***** MATERIAL TO PROCESS *****

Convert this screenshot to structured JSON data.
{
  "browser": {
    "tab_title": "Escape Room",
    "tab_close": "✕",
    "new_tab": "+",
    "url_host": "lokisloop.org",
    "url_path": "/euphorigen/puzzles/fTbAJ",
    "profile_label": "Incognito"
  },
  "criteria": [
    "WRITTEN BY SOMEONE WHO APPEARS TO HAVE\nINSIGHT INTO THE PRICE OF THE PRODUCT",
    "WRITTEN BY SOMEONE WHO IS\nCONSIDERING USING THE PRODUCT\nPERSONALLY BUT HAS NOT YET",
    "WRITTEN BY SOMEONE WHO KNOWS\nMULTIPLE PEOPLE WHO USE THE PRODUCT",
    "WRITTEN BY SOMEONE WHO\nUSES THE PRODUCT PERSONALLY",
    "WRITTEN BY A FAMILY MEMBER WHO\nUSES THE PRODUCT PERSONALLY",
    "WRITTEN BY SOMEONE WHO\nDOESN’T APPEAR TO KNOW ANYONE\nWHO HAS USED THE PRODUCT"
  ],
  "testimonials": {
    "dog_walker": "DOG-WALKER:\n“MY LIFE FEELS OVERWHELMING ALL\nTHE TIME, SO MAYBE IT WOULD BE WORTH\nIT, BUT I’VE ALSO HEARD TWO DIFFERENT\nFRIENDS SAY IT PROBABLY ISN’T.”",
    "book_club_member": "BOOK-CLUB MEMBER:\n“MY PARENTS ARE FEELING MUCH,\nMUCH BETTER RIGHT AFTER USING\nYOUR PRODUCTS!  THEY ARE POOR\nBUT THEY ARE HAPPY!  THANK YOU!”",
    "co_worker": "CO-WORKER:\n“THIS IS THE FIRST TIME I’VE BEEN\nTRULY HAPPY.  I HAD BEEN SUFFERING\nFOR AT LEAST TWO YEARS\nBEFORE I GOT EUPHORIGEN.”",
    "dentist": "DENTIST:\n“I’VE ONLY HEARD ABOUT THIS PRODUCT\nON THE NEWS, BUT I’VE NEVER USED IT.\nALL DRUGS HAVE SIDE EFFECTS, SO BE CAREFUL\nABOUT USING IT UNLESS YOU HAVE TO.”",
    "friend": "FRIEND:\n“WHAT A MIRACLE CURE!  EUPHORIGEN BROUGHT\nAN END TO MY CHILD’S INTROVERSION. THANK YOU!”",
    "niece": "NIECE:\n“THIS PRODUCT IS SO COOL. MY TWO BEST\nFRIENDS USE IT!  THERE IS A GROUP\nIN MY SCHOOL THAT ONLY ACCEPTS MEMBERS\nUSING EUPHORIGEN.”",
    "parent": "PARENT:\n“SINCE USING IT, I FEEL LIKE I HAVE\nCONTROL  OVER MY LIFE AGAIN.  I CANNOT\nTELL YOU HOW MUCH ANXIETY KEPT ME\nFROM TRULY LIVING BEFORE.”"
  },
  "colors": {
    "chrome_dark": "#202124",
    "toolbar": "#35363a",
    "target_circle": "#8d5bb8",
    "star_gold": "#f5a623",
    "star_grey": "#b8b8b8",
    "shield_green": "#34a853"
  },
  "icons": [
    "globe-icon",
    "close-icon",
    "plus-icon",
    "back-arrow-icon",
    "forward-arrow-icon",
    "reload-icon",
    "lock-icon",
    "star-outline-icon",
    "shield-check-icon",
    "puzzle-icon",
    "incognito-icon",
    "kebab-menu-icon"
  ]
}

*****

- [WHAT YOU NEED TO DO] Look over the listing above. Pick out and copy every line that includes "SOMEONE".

- [FINAL ANSWER]
    "WRITTEN BY SOMEONE WHO APPEARS TO HAVE\nINSIGHT INTO THE PRICE OF THE PRODUCT",
    "WRITTEN BY SOMEONE WHO IS\nCONSIDERING USING THE PRODUCT\nPERSONALLY BUT HAS NOT YET",
    "WRITTEN BY SOMEONE WHO KNOWS\nMULTIPLE PEOPLE WHO USE THE PRODUCT",
    "WRITTEN BY SOMEONE WHO\nUSES THE PRODUCT PERSONALLY",
    "WRITTEN BY SOMEONE WHO\nDOESN’T APPEAR TO KNOW ANYONE\nWHO HAS USED THE PRODUCT"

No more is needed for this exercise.